When Matthew was just 6 weeks old, a magnetic resonance imaging (MRI) scan showed excessive blood vessel growth on the surface of his brain that was causing abnormal function. The scan confirmed Sturge-Weber Syndrome.
“When your child is born, you don’t expect something like this. Michael and I were devastated,” says Michele. “You want your kids to have every opportunity in life, and we were afraid our son’s opportunities would be limited.”
A parent's search
Even before they were certain that Matthew had Sturge-Weber Syndrome, his family began looking for treatments for the birthmark on his face. When he was only 3 weeks old, they met with Ana Duarte, MD, FAAD, Director of the Division of Dermatology at Nicklaus Children's Hospital, formerly Miami Children's Hospital, and one of only 89 board-certified pediatric dermatologists in the United States. Dr. Duarte told the Matthew and his parents that he would benefit from vascular dye laser surgery.
“Laser surgery has been used to treat port wine stains for over a decade now and has made a very significant difference in the affected children’s lives,” says Dr. Duarte. “The earlier laser surgery is started, the more effective and successful the results, and children with fair skin tend to do quite well. Matthew was very young with a fair complexion, so I felt his prognosis was promising.”
The day after his first appointment, Matthew and his parents went back to Dr. Duarte’s office where she performed pulsed dye laser surgery on his face while Michele held him in her arms. Matthew would need treatments about every six weeks, which meant long drives for the family, who live in Clearwater. In the end, however, it was worth it—after 26 treatments over three years, Matthew’s birthmark is virtually gone.
“Matthew looks fantastic,” Michele says. “We have gone to great lengths to get to Miami, and it’s been well worth every mile we have traveled.”
A bright future
As a result of Sturge-Weber Syndrome, Matthew still has much to overcome. He is on medication for his seizures and glaucoma. Additionally, he has developmental delays, which have required speech, occupational and physical therapy. With the bright red mark gone, however, that Matthew's family are optimistic about his future.
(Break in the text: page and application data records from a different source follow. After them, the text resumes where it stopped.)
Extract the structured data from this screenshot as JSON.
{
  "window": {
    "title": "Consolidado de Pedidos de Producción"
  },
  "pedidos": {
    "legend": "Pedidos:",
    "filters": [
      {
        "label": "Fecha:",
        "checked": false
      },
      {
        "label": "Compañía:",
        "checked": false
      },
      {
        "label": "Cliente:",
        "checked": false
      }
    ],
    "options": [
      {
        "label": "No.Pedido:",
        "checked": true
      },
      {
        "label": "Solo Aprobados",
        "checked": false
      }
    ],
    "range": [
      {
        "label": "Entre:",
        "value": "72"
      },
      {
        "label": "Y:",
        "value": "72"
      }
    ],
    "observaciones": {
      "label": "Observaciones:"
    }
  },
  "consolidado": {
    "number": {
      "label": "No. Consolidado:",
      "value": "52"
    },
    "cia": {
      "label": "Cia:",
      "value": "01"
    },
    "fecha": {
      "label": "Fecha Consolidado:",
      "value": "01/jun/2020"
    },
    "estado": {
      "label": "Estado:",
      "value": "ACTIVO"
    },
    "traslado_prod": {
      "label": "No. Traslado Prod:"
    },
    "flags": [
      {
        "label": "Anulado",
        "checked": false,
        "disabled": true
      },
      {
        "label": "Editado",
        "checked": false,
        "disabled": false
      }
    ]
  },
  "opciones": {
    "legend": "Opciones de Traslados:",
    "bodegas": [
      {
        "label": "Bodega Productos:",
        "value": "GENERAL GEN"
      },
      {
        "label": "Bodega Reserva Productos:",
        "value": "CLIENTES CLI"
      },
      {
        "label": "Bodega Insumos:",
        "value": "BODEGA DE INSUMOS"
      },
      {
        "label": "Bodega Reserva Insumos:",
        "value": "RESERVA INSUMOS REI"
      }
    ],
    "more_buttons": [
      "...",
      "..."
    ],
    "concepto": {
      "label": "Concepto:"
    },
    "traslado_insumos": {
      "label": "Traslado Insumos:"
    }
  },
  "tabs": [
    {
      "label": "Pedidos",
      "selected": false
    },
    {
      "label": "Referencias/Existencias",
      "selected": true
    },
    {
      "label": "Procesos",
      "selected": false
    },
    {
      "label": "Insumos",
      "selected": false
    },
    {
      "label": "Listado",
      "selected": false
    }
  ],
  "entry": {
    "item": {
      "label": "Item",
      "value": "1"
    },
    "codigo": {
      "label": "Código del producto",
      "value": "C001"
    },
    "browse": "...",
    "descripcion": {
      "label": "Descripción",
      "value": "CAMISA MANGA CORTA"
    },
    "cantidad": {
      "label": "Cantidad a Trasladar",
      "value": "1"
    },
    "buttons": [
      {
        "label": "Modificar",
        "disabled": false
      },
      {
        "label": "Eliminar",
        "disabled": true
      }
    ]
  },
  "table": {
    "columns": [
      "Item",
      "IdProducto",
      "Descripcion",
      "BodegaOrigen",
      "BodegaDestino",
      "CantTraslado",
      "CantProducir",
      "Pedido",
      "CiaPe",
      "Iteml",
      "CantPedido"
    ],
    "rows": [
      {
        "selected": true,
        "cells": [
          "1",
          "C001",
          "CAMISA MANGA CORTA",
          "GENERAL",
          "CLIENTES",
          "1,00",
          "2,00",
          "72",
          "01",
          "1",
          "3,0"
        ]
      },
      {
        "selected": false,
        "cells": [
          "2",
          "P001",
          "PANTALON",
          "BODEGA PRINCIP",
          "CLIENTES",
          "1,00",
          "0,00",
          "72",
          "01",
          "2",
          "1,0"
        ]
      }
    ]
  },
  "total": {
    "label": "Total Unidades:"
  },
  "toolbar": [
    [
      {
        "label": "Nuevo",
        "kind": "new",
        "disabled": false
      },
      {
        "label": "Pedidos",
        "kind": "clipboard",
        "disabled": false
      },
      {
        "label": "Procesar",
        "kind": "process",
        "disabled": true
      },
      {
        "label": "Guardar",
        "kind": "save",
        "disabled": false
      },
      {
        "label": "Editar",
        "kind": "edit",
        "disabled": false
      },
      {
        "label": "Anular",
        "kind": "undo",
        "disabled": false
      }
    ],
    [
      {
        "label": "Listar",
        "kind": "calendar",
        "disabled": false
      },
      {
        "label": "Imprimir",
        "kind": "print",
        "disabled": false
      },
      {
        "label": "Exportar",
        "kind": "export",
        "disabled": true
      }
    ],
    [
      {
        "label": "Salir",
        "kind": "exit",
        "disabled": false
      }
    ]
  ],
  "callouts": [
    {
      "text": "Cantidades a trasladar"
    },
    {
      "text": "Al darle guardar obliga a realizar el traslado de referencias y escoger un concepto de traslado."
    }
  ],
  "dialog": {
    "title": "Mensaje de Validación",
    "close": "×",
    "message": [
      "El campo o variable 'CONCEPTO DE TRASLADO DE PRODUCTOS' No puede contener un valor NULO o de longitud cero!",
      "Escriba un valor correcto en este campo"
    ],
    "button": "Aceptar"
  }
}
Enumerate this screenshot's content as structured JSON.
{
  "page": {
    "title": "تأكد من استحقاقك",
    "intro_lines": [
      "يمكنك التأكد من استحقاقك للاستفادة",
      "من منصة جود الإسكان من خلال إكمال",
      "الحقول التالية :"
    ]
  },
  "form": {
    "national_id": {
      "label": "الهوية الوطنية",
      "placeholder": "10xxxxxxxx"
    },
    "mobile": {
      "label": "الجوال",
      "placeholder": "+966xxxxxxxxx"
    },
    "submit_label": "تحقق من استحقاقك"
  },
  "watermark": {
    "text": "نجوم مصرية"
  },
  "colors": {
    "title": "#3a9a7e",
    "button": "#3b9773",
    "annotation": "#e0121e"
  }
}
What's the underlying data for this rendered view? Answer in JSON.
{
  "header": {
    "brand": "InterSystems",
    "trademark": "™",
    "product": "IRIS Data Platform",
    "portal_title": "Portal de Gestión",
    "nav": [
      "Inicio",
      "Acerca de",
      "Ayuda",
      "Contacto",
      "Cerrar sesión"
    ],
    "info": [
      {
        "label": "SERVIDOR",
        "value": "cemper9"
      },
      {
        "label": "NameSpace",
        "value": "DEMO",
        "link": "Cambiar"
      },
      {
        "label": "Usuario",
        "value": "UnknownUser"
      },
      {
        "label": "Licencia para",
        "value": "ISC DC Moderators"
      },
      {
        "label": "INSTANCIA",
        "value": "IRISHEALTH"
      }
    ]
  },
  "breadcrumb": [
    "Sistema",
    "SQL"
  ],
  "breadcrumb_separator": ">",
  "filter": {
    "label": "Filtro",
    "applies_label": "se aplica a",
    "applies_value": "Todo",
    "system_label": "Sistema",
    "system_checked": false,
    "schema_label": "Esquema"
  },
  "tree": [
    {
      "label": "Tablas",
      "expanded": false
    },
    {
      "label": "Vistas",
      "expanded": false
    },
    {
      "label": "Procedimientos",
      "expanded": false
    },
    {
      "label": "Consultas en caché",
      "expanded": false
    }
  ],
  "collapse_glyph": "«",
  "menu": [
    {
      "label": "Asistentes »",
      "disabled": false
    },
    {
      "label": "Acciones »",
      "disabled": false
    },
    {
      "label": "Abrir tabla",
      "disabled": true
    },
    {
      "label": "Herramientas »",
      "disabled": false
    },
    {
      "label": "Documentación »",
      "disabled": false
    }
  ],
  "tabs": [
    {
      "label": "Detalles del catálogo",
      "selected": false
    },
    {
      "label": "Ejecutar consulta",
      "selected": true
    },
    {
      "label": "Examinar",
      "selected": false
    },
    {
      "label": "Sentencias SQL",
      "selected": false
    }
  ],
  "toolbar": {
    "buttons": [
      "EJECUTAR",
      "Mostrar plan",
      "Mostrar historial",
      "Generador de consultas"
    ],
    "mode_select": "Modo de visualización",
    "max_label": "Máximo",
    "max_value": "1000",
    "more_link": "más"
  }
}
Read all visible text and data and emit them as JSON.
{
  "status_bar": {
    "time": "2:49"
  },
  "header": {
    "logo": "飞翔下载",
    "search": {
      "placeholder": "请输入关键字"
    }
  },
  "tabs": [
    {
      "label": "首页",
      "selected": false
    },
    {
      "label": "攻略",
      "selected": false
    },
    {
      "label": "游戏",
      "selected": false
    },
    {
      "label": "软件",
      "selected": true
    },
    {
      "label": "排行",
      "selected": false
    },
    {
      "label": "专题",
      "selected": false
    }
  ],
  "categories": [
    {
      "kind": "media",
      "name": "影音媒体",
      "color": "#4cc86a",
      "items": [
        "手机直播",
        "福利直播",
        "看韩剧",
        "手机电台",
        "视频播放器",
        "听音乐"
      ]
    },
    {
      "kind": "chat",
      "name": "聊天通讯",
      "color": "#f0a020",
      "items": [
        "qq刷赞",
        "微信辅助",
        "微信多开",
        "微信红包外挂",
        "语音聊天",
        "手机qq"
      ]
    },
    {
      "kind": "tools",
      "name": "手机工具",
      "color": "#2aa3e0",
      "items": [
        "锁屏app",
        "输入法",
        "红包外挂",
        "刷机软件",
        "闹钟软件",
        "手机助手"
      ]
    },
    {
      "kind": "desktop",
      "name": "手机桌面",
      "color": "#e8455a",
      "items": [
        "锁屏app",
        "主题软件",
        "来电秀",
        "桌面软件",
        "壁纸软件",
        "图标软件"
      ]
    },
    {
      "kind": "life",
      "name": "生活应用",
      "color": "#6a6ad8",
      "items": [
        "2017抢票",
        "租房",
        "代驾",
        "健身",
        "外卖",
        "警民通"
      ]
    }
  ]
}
“Many people with Sturge-Weber Syndrome have lived normal lives,” says Michele. “That’s what we’ve always wanted for Matthew, and we are so thankful we found Dr. Duarte because she has made this possible.”